Salisbury Road development: Crown Estate's revised plan cuts number of homes by a fifth
The Crown Estate has submitted revised outline plans for the housing development on their land west of the Salisbury Road opposite the business park. After responses from Wiltshire Council to their original application, they have reduced the number of houses to be built from 220 to "up to 175" - and are still retaining the hotel.
The cut in the number of new homes by one fifth follows the reduction in the size of the housing development from 7.6 hectares to 5.5 hectares. This is due primarily to the inclusion of a larger 'ecological mitigation' area and a revised landscape design to ensure building heights do not show above the horizon - maintaining the area's 'outstanding natural beauty'.
There have been 69 letters of representation from local people about the original plans. Consultation on these revised plans is open until November 19. The documents can be found here.
The enlarged 'ecological mitigation' area is perhaps the most significant addition to the scheme. It will be in the form of a wildflower meadow bordered on its two longest sides by newly planted trees. It will also include a pond.
The aim is to provide "an extensive buffer between the southern edge of the development area and the Marlborough Tunnel." The grass, wildflowers and trees will provide appropriate habitats for bats, dormice and reptiles.
There will be 'stock proof fencing' along the eastern and western boundaries of this area to discourage access to the Marlborough Tunnel (and its bats), and to the disused railway line, and also to discourage people using the public right of way from entering the wildflower meadow.
The Crown Estate is now 'seeking to expedite delivery of the Salisbury Road Strategic Site'. They are calling in aid the Wiltshire Core Strategy (which requires 'tangible progress' to be made on this site within 18 months of the adoption of the Core Strategy) and the government's National Planning Policy Framework (which says plans that 'accord with the development plan should be approved without delay.')
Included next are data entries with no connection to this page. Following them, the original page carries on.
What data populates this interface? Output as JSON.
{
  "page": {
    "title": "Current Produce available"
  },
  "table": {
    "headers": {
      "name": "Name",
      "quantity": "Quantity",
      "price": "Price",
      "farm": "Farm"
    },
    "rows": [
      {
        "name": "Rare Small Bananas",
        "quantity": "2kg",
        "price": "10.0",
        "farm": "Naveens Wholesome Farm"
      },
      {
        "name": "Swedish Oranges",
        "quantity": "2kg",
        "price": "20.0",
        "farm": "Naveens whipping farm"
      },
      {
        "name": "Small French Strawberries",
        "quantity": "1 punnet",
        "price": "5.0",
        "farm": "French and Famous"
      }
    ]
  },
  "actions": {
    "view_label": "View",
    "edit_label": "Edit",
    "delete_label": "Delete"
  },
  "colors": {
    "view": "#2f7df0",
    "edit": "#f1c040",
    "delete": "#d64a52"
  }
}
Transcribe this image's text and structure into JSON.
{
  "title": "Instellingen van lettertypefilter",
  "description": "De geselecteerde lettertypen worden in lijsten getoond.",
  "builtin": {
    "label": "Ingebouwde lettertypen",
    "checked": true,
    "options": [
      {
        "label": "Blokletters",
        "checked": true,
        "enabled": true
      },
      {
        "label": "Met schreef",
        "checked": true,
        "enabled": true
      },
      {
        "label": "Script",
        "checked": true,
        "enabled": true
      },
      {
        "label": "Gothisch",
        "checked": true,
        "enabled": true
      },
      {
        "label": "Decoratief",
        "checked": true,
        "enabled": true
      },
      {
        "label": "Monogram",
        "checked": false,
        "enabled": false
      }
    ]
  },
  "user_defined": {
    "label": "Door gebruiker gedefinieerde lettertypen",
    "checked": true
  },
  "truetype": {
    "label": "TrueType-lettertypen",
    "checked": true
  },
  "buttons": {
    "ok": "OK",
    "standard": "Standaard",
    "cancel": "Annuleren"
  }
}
The Crown Estate's covering letter points out that their new plans could come before the Council's planning committees being held in November and the first ten days of December. Wiltshire Council has set the target date for a decision on the revised plans as 8 February 2016.
There are two outstanding areas of contention which the Crown Estate does not consider to be a bar to granting outline planning permission.
The first is the problems Thames Water say they are facing. They say they could not provide water at the necessary pressures and they say the town's systems could not cope with the waste and foul water from the houses. There is also the matter of the 'source protection zone' around a borehole used for the town's water supply: "This development is in a very sensitive location from a groundwater abstraction/public water supply perspective".
Thames Water has listed ten areas of concern which will need sorting out before work can begin. These include re-routing a mains water supply pipe - work the developer will have to pay for.
The other area of contention concerns the increased traffic on the Salisbury Road caused by the development. It is certainly a live issue for many of the local people who have sent in letters of representation about the plans. And it was listed as a concern when Marlborough Town Council approved the original scheme (six voting for, two against and three abstaining.)
Wiltshire Council's report when the site was to have 220 homes, saw no problem in terms of traffic congestion - while admitting that the Salisbury Road was sometimes blocked with half a mile of standstill traffic. Wiltshire Council's Sustainable Transport Department also wrote: "I consider this site to be sustainable in transport terms."
But they did call for £150,000 to be paid by the developer 'for the extension/support of public transport to serve the development'. However, as bus subsidies are being decreased so much, this may not now be considered a viable way forward.
Since the original plans were submitted in February, it is clear that the traffic problem on the Salisbury Road has got worse. Perhaps it is time for the 'further impact assessment' of the development on the town's traffic that town councillors wanted.
There is one outstanding niggle concerning highways. Wiltshire Council told the Crown Estate that the access road into the new estate 'must be 7.3 metres' wide as far as the hotel entrance. The Crown Estate has come back and said they will make this part of the access road six metres wide. Where have the 1.3. metres gone? And why?